Brainstem Circuits for Analyzing Temporal Patterns of Sound in Echolocating Bats

Wednesday, March 10, 1999 - 2:00pm - 2:45pm
Keller 3-180
Ellen Covey (University of Washington)
The auditory brainstem of echolocating bats contains a number of different parallel pathways. One pathway that is especially prominent comprises the monaural nuclei of the lateral lemniscus (NLL), a system of cell groups that receive input from the contralateral ear and send dense projections throughout the inferior colliculus (IC), the main midbrain auditory center. One population of neurons in the NLL provide a precisely timed marker for the onset of sound and respond selectively to downward frequency modulated (FM) signals similar to those used by bats during echolocation. These neurons are unresponsive to amplitude modulations (AM). Another population of NLL neurons respond throughout the time a signal is within their response area, and their discharges follow the envelope of AM signals.

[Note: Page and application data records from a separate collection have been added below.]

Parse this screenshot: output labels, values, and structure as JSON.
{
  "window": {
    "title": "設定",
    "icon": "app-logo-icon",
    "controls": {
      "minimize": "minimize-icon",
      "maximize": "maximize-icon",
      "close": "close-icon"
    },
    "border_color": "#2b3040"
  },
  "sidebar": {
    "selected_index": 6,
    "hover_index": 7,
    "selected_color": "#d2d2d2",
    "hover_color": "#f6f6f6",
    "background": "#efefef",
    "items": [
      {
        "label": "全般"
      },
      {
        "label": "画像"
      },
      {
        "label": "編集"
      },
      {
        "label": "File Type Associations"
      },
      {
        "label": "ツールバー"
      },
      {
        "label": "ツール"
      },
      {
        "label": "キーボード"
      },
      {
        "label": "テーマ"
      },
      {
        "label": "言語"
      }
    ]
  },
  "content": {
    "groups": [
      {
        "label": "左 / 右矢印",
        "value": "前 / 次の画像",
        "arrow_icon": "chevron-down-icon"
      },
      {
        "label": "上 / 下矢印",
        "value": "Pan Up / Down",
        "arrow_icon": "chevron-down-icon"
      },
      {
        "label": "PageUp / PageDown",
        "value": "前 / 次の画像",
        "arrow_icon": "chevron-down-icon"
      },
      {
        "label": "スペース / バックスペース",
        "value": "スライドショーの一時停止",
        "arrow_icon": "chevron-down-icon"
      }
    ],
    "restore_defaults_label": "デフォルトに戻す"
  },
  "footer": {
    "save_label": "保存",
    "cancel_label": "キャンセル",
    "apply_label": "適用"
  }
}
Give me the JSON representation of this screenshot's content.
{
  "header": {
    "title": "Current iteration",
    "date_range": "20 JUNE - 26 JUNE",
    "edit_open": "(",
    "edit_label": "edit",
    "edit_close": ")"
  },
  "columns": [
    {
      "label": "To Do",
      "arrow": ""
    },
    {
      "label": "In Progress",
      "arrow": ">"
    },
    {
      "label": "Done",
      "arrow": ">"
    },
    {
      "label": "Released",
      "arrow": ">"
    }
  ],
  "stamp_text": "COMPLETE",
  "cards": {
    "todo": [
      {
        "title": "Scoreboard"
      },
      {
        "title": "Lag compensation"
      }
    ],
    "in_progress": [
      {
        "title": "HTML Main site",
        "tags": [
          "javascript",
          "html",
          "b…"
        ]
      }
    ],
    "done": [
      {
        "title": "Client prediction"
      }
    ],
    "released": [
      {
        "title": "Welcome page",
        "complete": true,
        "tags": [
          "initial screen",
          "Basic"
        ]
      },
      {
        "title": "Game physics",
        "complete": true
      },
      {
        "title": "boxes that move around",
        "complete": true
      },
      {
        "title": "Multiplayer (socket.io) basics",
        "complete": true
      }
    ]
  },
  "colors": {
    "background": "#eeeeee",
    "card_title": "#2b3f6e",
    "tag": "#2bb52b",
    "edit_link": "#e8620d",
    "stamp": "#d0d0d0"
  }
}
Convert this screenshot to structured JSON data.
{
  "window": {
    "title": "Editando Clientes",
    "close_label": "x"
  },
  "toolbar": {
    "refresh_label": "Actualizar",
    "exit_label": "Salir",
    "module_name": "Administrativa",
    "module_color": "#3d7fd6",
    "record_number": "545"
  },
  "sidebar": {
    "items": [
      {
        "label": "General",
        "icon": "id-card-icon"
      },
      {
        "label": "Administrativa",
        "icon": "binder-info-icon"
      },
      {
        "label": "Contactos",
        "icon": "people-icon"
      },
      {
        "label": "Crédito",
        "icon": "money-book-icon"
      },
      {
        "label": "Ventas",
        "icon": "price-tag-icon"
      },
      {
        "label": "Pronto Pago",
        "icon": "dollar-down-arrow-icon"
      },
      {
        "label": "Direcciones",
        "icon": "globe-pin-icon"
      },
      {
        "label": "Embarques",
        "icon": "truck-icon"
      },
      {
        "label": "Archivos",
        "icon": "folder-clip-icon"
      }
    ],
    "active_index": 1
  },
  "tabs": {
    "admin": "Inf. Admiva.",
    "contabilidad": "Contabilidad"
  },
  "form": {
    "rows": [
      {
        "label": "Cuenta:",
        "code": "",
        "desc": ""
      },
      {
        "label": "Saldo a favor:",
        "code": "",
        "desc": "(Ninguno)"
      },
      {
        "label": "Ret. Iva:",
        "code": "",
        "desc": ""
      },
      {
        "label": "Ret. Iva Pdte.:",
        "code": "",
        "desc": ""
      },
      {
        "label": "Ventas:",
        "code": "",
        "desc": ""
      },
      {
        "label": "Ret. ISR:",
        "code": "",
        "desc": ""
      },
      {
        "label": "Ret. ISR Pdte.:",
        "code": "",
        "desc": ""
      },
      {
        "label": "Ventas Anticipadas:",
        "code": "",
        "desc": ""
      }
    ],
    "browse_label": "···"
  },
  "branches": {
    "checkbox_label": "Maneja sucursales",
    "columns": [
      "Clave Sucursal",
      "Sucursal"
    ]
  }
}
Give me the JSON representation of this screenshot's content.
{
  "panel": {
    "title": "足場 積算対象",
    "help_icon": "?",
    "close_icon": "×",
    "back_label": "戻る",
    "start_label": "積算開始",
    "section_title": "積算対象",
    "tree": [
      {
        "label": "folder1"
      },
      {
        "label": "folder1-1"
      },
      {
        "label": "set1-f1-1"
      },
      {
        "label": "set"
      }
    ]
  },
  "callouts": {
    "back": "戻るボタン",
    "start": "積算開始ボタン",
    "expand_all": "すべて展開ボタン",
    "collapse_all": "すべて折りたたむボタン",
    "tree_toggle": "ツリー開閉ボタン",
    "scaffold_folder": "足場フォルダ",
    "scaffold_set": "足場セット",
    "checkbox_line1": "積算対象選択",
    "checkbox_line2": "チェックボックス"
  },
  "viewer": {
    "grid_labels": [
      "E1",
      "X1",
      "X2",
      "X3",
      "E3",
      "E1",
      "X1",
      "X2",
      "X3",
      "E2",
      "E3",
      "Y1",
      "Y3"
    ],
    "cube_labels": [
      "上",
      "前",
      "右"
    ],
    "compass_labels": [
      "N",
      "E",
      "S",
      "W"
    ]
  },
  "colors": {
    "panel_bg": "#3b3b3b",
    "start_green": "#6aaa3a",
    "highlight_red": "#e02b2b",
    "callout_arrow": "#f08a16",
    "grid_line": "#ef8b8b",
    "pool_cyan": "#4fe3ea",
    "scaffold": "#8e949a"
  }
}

Many neurons in the IC are tuned to biologically important parameters of sound such as signal amplitude, signal duration, FM sweep direction, and the rate of periodic FM or AM. Our laboratory has used several different approaches to investigate the mechanisms that create specialized tuning of IC neurons to sound parameters that are important for echolocation. These approaches include neuropharmacological blocking of inhibitory input to IC neurons, in vivo whole-cell patch clamp recording to examine excitatory and inhibitory postsynaptic currents at IC cells, and reversible inactivation of the different cell groups of the NLL while recording responses of IC neurons in tonotopically matched areas. The resulting data show that the selectivity of IC neurons for a number of biologically important parameters of sound is determined by the temporal relationships between at least two convergent inputs. The inputs may be excitatory or inhibitory, with different latencies and different time-courses. The NLL provide inputs that help shape IC neurons' amplitude tuning, duration tuning, response latencies, and tuning to periodic frequency modulations. Using what we know about the temporal dynamics of the excitatory and inhibitory inputs to IC cells, we are now able to construct simple models of the neural circuitry that could produce tuning to each stimulus parameter.

Research supported by NIH grants DC-00607 and DC-00287, and NSF grants IBN-9210299 and IBN-9511362.